Nobody was asking for every week, that is nothing but a straw man argument. But hinting that things will get worse, not better, should be enough persuasion for domestic players to leave their elite academies and seek opportunity elsewhere. What’s more, it doesn’t sound like Scudamore is too bothered.

Slight difference of opinion
‘Liverpool are planning a third bid of £75m, with £40m to be paid up front, for RB Leipzig’s Naby Keita, in what is likely to be a final offer’ – Independent, July 22.

‘After seeing successive bids rejected for the 22-year-old Keita, Liverpool do not intend to increase their last offer of £66 million’ – Daily Telegraph, July 23.

Choose which one you prefer, Liverpool fans.

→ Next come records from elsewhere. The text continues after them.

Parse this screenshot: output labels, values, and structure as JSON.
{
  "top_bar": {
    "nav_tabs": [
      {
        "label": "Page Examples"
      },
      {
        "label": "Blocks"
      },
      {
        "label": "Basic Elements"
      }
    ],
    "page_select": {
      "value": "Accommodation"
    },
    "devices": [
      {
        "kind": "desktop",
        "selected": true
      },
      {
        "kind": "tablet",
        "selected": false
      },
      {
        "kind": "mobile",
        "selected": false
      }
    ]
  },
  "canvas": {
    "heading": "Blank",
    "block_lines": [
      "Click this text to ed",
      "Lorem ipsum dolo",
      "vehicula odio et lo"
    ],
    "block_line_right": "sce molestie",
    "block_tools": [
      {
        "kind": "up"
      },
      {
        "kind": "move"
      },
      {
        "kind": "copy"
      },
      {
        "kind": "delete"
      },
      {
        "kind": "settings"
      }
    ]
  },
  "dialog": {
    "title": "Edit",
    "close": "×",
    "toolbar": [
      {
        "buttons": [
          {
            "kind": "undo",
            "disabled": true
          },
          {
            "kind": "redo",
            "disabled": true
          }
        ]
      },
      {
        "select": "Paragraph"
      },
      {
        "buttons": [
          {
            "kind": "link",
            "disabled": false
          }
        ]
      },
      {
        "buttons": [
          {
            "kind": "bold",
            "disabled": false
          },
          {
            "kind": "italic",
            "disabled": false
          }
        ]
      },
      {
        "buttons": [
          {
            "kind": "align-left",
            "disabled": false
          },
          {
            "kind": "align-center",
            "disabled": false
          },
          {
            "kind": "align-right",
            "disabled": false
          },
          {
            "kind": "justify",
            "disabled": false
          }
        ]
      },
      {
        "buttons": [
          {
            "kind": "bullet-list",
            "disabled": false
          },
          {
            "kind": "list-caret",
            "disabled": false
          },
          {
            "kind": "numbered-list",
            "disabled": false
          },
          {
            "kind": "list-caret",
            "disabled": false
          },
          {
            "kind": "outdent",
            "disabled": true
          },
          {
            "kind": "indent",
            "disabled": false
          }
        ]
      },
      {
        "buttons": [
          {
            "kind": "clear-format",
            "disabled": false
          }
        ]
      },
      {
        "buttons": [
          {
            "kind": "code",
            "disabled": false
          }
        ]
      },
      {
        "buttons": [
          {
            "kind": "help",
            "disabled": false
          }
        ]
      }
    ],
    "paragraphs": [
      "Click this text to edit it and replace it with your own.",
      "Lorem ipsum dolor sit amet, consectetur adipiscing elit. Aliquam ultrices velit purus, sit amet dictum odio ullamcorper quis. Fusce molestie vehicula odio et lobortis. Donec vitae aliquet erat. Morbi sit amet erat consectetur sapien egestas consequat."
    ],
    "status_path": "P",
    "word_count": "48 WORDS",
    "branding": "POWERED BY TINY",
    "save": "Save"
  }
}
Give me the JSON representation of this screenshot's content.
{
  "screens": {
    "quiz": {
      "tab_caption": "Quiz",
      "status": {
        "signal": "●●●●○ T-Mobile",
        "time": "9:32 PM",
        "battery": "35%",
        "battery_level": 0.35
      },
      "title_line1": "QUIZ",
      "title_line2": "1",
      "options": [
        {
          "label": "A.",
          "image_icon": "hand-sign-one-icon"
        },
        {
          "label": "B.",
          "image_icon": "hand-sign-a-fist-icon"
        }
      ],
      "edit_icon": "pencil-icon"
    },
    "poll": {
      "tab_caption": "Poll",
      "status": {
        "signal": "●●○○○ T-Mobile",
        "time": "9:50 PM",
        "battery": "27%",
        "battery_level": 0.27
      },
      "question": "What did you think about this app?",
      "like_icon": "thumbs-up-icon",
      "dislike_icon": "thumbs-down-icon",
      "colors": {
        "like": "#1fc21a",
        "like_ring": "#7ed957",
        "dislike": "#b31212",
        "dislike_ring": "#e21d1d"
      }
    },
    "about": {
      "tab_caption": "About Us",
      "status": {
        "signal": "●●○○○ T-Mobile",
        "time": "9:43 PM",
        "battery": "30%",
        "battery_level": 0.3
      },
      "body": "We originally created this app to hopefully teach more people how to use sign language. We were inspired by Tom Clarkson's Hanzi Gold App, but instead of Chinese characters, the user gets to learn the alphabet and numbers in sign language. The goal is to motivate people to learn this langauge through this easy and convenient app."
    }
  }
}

Superb patronising of the day
‘An off switch. That can be pushed the minute the final whistle blows, at which point they’re in their own little bed, in their own little home, nice and warm and tucked up and ready to surf the net’ – The Daily Mail’s Martin Samuel on the subject of foreign football supporters. And we’re being generous with ‘patronising’.

Recommended reading of the day
Charlie Eccleshare on Javier Hernandez.

John Brewin on football clubs and social media.

David Conn on the birth of the Premier League.

Source: http://www.football365.com/news/mediawatch-spending-is-bad-not-spending-is-bad